“The key part is not creating habitats, but actually telling people that you’re doing it,” says Scott MacIvor, who studies urban diversity at University of Toronto Scarborough in one of the larger wild bee labs in the world. Getting people involved is critical, he says. For his Ph.D. work, MacIvor got more than 200 local citizen scientists to monitor artificial bee habitats for years.
He even got the city council to help. In the past, whenever Toronto residents complained to the parks department about bees congregating, an exterminator would come to bury the nest of bees. MacIvor and his fellow bee advocates got that policy changed, and now the parks department sends a staff member to install a fence around the nest with a sign that explains the nest is part of an effort to conserve Toronto’s native bees.
Cities are also home to plenty of honey bees, though it’s unclear whether those swarms compete with wild bees in a harmful way.

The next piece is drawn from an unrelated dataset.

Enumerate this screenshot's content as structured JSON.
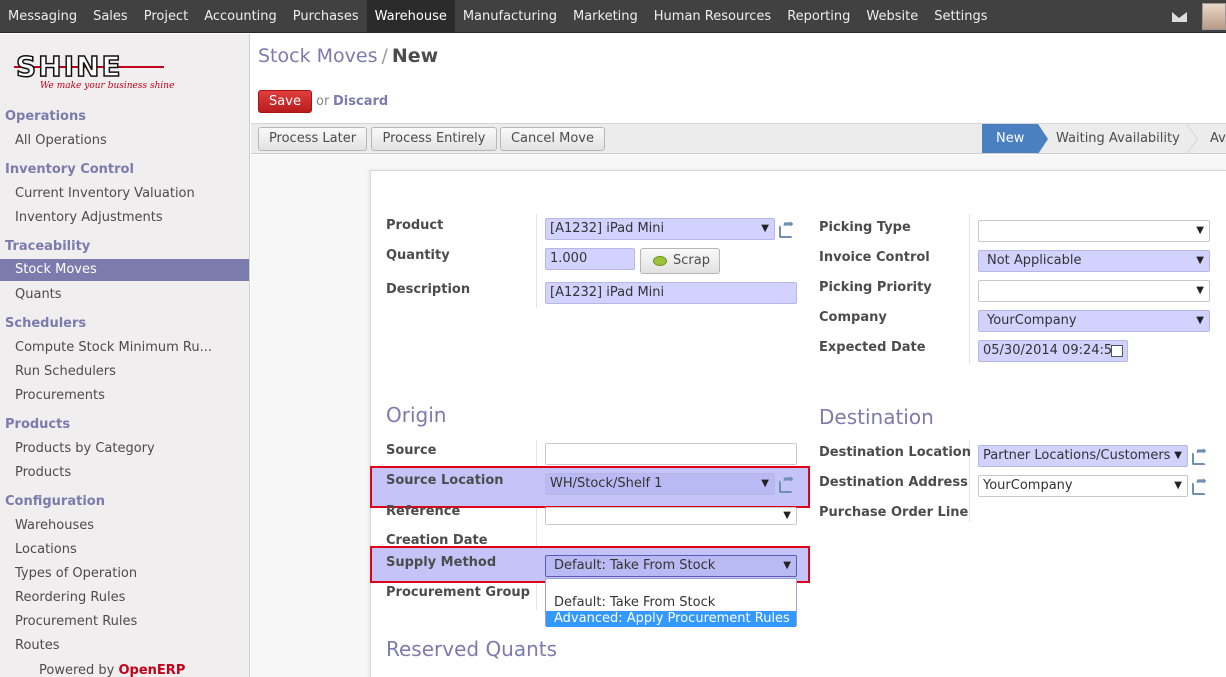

A 2004 study found that introducing honey bees caused nectar scarcity and decreased larval production in the native, wild bumblebees. But a multi-continent study from 2013 found no evidence that sharing flowers was harmful to either honey bees or wild bees. It’s difficult for researchers to know whether competition is really an issue given all the conflicting information. Either way, giving wild bees a leg up in cities can play a big role in conserving them.
Planting flowers and leaving open soil are simple, effective ways to help bees, says Tim Leslie, who studies how human landscapes impact insect communities at Long Island University. It’s especially important to focus on having bee-friendly flowers in bloom from early spring through late fall. Continuous blooms ensure the bees have food all season long.
Pesticides can be an issue for some bees, but that problem may be confined to crop fields and suburbs. “Urban areas might be a refuge for bees,” says Leslie. His study of New York City found that urban areas had fewer pesticides than suburban places did, perhaps because city dwellers are wary of using too many chemicals so close to their living environments.
Wild bees need some help surviving in cities, but having 17,000 species worldwide gives them a helpful redundancy that the single species of honey bee doesn’t have. Where one species struggles, another may thrive, says MacIvor, and even over one season the diversity of native bees can change a lot.
“You can create huge densities of bees in urban environments,” says United States Geological Survey’s Droege, and while it may be nice to have them around, we shouldn’t mistake that for overall conservation. We may be able to conserve certain species in cities very well, but we need wild bee populations in the rest of the world as well. “Some birds like pigeons occur in their highest densities in urban environments, but we wouldn’t look at them and say that birds are doing fine.”
A flowering red bud tree, now past its prime, arching over repurposed railroad tracks may not be the ideal environment for bees. But the High Line’s Stubbs finds value in the nature that can survive here. “More and more people are going to be living in cities,” she says. “We need to rethink how nature’s going to look for us.”